How many more Mallyas and Modis?
After the sordid Vijay Mallya affair, now comes the Nirav Modi fraud case. These two high profile ‘businessmen’ have between them looted public and private sectors banks of Rs 20,000 crore and fled to foreign shores.
While Mallya’s case is an example of ‘wilful default’, Modi’s case is that of a blatant ‘fraud’. Mallya has failed to pay up about Rs 9,000 crore borrowed by the now defunct Kingfisher Airlines from public and private sector banks, Modi has resorted to duping the public sector Punjab National Bank (PNB) through dubious transactions. The fact that Modi continued to con the PNB and the authorities for about seven years (since 2011) exposes the flaws in the banking system and the chinks in the regulatory framework.
It appears that Modi exploited the loopholes in the banking system as also the corruption among the banking staff to con the PNB. He utilised the global financial messaging service SWIFT to route the transactions instead of the core banking system to carry out his dubious operations. Thereby, he succeeded in keeping the top management of the PNB in the dark. Modi carried out his nefarious activities inconnivance with a corrupt PNB official at the branch, and the fraud came to light only after this official retired.
The fact that the banking system can be so circumvented by an official at a branch office that a fraud building up to a massive amount of Rs 11,000 crore goes undetected for as many as seven years by the bank’s management really beats incredulity. But this has actually happened, and it indicates that there is something wrong with the banking system in India. This is a systemic failure and the blame must not only lie squarely on the shoulders of the management of the banks involved, but also with the banking regulator Reserve Bank of India. Such scams only call for a more stringent regulatory regime and the establishment of a rigorous monitoring framework.

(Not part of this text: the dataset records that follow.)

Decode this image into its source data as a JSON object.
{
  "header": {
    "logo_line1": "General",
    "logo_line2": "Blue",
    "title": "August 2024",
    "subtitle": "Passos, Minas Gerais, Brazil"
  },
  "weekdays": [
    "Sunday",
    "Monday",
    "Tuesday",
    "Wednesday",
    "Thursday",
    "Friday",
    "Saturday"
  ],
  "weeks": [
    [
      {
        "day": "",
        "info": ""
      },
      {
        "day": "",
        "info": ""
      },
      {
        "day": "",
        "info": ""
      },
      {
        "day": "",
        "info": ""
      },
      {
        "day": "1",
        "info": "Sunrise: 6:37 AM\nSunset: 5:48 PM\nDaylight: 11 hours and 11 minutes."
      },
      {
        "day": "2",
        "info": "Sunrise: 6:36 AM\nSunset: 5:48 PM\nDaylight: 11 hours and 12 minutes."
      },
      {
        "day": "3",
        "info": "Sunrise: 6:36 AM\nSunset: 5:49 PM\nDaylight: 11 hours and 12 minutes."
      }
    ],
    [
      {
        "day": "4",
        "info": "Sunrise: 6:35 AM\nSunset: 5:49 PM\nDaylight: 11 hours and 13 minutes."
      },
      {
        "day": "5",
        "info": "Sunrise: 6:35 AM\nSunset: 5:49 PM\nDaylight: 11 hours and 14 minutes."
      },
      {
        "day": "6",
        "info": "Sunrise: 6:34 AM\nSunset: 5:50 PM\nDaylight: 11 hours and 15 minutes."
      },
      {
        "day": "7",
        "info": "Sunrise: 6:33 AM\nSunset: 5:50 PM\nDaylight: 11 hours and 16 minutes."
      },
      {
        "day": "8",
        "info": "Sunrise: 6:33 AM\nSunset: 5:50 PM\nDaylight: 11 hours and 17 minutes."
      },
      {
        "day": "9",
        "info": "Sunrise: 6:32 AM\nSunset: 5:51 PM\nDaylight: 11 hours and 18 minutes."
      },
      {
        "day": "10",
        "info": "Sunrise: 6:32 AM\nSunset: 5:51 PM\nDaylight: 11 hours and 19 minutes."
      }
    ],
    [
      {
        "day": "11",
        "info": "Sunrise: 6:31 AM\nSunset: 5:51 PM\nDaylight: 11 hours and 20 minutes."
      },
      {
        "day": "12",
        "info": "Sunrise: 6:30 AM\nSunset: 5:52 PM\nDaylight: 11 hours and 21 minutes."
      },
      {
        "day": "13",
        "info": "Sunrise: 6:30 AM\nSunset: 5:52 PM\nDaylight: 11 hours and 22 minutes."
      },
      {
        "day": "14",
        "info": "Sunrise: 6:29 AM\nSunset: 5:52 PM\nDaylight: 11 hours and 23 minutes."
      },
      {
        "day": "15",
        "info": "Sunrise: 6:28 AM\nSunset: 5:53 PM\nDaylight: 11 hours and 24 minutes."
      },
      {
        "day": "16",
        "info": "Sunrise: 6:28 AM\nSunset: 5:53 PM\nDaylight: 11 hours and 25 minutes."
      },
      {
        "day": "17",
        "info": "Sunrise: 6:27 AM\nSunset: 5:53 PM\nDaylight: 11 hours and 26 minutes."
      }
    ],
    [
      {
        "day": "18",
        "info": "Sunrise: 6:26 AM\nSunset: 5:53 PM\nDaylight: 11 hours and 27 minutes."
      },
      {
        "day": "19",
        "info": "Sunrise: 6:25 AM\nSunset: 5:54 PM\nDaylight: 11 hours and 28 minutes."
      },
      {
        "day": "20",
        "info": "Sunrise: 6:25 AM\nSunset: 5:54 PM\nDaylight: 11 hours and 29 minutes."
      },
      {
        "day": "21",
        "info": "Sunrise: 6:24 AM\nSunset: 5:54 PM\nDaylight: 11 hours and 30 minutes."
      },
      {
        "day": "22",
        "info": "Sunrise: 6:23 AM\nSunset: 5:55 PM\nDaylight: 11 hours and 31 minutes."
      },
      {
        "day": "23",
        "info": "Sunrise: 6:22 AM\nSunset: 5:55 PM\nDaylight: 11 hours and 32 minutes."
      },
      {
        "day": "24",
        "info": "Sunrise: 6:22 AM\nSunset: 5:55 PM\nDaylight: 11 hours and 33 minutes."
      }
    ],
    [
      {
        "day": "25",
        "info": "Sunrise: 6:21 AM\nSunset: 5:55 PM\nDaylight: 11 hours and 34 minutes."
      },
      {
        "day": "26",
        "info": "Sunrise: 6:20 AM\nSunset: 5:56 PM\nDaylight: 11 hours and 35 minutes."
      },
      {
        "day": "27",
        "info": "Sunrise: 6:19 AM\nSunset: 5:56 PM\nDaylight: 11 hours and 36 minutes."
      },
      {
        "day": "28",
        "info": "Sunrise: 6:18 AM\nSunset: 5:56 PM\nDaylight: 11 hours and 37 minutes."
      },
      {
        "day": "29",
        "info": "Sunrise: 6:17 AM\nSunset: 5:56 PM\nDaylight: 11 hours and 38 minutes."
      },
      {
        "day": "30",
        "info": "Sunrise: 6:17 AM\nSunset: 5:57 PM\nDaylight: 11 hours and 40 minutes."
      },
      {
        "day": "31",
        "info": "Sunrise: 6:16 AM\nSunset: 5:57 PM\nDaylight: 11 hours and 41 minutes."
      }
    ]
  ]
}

One really shudders to think how many more Mallyas and Modis are lurking in the dark and whether they be exposed and brought to justice. When one considers how these conmen are allowed to scoot away with their loot, the picture looks gloomy. The government and the regulator will probably wake up only when the fraudsters bring down the entire banking system.